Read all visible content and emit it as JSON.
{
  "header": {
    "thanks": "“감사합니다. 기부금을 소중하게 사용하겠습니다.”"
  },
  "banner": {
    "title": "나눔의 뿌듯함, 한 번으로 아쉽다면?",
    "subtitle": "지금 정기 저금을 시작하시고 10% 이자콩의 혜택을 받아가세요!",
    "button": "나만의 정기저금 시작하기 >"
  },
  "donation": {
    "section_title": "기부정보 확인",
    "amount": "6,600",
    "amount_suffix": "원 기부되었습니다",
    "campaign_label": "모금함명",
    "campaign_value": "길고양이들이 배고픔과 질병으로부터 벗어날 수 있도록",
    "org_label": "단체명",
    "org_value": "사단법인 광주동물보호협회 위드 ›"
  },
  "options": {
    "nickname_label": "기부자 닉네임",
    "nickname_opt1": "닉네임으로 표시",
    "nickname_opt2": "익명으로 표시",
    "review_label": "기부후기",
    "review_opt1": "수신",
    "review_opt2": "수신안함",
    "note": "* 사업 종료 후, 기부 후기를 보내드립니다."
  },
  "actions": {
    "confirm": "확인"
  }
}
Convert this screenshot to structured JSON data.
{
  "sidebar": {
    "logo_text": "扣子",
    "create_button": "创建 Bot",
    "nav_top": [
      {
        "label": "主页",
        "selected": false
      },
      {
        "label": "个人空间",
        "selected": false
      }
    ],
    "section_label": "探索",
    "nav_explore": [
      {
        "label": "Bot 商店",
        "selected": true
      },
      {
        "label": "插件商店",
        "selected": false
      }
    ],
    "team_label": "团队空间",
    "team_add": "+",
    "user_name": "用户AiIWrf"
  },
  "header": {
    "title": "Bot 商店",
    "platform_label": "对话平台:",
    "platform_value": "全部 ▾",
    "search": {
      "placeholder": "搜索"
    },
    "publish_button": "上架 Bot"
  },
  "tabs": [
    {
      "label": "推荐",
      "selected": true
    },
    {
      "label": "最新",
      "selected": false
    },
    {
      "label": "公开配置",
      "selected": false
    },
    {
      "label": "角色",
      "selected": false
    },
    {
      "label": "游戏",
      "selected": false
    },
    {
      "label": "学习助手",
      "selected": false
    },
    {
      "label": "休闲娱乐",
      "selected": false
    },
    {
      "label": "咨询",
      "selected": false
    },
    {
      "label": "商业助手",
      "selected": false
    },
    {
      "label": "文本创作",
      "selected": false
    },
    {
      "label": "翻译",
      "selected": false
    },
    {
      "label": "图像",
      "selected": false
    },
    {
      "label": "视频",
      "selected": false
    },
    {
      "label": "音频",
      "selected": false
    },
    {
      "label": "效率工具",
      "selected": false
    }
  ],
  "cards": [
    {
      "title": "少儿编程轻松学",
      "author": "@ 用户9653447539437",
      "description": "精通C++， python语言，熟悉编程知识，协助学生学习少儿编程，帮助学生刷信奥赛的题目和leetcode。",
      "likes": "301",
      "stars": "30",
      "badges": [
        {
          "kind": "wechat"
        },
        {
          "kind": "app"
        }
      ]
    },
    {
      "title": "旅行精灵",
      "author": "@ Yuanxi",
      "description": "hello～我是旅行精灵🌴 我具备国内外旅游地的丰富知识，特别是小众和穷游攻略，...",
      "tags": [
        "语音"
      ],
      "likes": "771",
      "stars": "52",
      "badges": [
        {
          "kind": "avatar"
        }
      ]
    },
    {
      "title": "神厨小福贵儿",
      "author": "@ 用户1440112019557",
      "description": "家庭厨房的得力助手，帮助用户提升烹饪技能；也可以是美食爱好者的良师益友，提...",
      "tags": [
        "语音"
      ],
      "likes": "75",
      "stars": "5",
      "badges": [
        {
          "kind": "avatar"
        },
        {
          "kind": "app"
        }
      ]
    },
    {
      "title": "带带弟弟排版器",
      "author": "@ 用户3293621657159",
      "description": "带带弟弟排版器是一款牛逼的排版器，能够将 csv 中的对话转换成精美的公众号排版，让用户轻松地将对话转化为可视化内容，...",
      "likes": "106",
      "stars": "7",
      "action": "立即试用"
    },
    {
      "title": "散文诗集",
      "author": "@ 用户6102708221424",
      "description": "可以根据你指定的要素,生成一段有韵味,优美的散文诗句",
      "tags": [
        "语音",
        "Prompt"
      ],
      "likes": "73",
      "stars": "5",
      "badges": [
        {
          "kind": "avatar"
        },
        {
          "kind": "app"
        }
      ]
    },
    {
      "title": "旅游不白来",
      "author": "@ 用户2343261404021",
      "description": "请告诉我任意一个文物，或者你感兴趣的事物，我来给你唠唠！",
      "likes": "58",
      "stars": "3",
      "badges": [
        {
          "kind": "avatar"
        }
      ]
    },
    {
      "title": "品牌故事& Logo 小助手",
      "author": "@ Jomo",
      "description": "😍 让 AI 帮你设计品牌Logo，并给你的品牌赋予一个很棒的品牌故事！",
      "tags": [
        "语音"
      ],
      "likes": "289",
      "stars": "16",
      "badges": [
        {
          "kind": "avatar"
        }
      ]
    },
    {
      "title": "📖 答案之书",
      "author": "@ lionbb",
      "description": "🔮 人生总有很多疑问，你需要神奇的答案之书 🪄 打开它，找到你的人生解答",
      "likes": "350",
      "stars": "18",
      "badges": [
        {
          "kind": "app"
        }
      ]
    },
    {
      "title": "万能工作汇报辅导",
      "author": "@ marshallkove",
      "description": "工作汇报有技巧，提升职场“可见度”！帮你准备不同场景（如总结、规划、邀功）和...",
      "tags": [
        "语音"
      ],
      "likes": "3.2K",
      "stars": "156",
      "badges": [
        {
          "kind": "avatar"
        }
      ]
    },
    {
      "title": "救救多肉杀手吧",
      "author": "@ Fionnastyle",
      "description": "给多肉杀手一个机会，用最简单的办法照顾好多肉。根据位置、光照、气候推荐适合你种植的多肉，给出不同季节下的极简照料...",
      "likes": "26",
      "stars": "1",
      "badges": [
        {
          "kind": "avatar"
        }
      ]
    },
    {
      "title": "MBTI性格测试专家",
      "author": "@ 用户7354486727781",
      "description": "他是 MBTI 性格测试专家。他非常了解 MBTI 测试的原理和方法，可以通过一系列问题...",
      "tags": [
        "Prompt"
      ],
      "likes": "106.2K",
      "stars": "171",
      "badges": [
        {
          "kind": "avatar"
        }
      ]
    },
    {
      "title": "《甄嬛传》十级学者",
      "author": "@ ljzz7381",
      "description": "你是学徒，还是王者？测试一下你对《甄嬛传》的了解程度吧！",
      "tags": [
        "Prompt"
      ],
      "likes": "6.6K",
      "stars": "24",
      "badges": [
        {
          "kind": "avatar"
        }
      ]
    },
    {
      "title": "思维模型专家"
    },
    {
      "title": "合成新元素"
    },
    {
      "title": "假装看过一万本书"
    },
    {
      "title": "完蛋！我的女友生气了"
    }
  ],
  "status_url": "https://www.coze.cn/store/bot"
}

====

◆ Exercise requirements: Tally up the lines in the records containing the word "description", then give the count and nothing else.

◆ Response box: 12